Research Reveals The Cost of Mobile Ads on News Sites
- Monday, October 5th, 2015
- Share this article:
Ad blocking is a hugely contentious issue in the world of digital marketing right now, but very little work has been put into examining why users are electing to download ad blocking software beyond a general assumption that consumers dislike advertising.
A new study by the New York Times has examined how mobile advertising affects the load times of the top 50 online news entities, and has found a huge disparity among different publishers, with advertising adding up to 30 seconds to the time it takes to view a story.
The list was evenly split when it came to advertising vs editorial load times, with advertising content consuming the majority of the data on 26 websites. The worst offender was Boston.com, where large video ads made up 15.4mb of data on the homepage, compared to just 4.0mb of editorial content.
Other sites where ads content weighed heavily included The Independent, the Chicago Tribune and The Daily Beast. While the New York Post was one of the slowest websites to load over 4G, the majority of this was actually due to large editorial photos, so ad blockers had little effect on loading times.
At the other end of the sale, sites like The Guardian, Yahoo!, NPR and The Washington Post all had data-light websites with adverts making little or no impact to load times. USA Today boasted the smallest mobile website overall, with just 0.4mb of ad content and 1.0mb of editorial on the homepage.
Removing ads from the equation doesnt just time, but also money, with an average American mobile plan charging around a penny for each megabyte of data. Visiting the homepage of Boston.com once a day for a month would cost around $9.50 (£6.26) in data usage purely for the ad content.
With an ad blocker employed, the number of files accessed during a visit to Boston.com dropped from 389 to 52, and the load time decreased from 33 seconds to seven. Even on a more typical website like the Los Angeles Times, an ad blocker dropped load times by three quarters and cut the number of files from 178 to 20.

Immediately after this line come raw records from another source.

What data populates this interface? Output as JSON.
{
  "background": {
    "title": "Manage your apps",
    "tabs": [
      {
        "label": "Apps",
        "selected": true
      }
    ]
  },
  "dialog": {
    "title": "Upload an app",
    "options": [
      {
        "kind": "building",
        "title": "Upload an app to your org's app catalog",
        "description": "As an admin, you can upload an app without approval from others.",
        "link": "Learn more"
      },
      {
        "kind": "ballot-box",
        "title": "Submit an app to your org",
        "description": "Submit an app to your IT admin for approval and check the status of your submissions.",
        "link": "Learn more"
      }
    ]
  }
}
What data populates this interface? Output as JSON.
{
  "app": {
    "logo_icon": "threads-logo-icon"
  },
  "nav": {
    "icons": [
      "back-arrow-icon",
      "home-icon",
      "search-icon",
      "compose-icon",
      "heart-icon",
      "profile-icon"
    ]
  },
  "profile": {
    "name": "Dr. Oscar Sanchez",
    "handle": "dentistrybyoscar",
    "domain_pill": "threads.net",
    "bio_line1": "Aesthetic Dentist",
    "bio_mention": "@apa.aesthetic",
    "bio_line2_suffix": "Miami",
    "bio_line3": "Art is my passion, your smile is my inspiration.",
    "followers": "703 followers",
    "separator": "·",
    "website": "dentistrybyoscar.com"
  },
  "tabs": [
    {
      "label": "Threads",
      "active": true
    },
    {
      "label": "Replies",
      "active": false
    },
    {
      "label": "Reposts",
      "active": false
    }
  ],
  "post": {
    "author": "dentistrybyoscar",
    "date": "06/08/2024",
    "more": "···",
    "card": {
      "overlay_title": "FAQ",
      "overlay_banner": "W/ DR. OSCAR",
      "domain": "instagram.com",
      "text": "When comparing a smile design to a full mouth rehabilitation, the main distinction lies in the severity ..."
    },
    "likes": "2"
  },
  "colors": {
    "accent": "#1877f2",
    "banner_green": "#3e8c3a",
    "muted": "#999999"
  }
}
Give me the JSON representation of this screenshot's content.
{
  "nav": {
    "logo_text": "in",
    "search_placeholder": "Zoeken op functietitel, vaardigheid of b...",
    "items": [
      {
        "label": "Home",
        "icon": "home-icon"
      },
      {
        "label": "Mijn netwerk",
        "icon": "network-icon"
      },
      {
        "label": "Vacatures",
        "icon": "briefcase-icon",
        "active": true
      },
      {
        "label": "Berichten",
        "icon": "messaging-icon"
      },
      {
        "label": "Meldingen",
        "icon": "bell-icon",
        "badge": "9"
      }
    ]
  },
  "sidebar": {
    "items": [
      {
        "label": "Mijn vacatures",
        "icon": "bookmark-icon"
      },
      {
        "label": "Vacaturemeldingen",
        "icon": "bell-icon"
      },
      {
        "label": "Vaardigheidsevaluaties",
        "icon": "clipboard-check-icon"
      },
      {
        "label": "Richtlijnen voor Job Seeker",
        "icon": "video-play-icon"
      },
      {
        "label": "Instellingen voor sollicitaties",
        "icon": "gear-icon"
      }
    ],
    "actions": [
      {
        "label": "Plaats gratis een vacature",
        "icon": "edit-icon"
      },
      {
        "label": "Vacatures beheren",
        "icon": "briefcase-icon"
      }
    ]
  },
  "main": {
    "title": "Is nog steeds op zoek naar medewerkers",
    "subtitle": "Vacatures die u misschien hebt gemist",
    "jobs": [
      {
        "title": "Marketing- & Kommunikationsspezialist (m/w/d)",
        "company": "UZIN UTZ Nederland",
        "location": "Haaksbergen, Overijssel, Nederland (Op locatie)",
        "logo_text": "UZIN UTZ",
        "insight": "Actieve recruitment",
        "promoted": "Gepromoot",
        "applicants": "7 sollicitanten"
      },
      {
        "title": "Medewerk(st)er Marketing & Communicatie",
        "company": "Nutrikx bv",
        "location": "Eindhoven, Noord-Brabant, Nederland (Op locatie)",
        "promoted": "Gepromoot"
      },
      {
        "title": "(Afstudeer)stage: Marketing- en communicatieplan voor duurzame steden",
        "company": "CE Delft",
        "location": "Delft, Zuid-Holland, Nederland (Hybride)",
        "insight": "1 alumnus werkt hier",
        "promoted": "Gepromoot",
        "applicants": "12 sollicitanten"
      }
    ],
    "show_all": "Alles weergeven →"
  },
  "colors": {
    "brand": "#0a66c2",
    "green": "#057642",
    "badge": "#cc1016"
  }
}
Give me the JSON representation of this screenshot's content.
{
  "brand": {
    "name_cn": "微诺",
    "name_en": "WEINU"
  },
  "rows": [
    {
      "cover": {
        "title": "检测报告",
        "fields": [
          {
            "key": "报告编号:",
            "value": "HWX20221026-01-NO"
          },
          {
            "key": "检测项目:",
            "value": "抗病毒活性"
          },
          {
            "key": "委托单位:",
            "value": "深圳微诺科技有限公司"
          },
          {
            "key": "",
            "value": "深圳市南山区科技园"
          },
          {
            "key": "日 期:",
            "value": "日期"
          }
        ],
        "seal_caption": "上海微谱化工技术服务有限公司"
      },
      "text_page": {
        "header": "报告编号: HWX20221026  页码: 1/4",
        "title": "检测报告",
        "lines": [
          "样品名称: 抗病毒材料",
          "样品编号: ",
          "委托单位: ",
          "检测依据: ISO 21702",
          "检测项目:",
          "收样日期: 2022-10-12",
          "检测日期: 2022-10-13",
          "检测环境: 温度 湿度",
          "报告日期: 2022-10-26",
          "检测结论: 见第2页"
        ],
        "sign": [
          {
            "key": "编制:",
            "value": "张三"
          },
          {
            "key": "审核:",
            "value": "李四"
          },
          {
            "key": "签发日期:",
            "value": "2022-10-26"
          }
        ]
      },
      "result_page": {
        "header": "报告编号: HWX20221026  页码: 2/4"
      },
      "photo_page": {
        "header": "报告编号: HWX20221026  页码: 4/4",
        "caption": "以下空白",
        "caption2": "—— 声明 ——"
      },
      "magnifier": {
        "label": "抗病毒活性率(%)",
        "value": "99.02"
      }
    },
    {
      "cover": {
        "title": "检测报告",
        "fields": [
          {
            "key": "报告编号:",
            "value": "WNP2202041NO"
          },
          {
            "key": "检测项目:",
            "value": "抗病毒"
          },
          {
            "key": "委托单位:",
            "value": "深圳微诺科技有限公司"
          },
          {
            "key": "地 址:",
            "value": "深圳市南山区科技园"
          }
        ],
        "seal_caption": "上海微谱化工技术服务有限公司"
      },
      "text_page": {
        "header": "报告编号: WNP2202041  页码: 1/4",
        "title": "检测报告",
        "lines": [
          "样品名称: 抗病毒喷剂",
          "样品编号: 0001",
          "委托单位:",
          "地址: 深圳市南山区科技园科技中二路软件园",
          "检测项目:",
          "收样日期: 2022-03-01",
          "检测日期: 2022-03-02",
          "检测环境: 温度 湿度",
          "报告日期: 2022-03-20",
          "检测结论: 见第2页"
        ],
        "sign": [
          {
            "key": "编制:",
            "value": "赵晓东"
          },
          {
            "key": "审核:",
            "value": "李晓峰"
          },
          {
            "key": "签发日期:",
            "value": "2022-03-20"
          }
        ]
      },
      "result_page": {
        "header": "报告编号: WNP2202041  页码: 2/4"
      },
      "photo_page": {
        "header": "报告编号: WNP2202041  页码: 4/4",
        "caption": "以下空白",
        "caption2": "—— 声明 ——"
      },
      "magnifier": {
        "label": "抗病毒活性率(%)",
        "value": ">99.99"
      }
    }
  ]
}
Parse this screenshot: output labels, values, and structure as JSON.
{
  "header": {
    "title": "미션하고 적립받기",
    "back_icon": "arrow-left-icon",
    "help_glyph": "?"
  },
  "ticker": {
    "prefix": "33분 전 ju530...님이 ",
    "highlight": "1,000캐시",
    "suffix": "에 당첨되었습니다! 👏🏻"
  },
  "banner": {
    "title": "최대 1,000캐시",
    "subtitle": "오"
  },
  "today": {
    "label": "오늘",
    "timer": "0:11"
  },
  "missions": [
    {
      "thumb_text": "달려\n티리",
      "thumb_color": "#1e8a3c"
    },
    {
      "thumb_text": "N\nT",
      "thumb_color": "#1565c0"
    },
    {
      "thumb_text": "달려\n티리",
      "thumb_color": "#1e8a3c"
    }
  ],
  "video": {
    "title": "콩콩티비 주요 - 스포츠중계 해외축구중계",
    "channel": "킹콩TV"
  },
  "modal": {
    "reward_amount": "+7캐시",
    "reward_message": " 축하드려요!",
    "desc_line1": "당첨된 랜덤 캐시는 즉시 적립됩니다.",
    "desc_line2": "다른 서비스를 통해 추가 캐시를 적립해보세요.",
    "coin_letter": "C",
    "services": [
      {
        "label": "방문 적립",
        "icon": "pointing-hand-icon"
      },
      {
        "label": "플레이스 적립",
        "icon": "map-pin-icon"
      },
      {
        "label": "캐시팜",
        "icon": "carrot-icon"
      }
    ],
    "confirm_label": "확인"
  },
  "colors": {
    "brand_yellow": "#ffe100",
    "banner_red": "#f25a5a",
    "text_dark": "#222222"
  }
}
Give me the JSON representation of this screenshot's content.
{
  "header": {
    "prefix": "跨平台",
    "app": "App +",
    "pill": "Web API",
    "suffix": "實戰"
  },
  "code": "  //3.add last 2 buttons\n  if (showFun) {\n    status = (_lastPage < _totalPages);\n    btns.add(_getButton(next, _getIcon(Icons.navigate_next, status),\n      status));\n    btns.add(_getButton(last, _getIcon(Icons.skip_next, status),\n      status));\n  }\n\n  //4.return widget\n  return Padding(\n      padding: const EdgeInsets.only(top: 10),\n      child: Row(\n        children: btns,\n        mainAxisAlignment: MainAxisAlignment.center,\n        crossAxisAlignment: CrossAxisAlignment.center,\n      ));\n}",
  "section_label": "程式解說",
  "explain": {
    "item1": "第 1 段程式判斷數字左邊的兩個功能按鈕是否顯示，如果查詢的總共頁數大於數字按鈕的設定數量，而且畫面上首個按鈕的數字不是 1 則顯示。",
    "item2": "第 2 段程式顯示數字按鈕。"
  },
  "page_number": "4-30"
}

Figures like this give us some valuable insight into why consumers choose to employ ad blockers. The mobile experience is all about speed and convenience, and when ads weigh so heavily on users time and money, its no surprise they are seeking out solutions to avoid advertising.